Page and application data records
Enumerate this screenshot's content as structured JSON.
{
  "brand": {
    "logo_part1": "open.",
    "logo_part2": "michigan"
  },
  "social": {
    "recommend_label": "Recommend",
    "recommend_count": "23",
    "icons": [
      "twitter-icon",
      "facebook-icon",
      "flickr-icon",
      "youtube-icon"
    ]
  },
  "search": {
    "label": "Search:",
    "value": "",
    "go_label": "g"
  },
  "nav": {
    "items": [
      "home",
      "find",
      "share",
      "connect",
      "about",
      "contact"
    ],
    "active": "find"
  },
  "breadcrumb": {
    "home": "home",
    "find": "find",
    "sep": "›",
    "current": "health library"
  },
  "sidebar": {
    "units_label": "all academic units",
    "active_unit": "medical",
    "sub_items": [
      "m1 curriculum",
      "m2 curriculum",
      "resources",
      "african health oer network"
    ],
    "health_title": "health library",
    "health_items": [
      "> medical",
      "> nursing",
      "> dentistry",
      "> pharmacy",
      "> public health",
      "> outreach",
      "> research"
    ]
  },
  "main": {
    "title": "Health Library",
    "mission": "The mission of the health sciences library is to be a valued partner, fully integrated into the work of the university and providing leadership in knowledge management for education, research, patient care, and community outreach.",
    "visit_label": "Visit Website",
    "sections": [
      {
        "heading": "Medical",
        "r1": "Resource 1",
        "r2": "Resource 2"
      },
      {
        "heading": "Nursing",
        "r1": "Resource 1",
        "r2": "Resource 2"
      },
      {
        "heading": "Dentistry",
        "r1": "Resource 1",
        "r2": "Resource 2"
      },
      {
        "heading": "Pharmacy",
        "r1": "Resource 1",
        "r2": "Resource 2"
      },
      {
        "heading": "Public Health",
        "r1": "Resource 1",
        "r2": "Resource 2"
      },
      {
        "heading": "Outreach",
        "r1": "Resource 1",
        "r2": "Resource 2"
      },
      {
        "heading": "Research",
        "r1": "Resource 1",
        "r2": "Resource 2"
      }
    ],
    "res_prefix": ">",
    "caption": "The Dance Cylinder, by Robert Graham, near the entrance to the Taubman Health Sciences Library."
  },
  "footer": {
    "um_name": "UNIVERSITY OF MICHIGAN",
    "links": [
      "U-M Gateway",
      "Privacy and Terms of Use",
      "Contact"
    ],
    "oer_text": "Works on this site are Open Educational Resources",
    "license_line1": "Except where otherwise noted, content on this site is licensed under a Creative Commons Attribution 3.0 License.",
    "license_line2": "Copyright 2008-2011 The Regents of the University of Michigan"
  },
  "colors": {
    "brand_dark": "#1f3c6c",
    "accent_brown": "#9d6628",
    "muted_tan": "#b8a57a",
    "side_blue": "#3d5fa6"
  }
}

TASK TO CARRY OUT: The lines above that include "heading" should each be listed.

EXERCISE OUTPUT:
        "heading": "Medical",
        "heading": "Nursing",
        "heading": "Dentistry",
        "heading": "Pharmacy",
        "heading": "Public Health",
        "heading": "Outreach",
        "heading": "Research",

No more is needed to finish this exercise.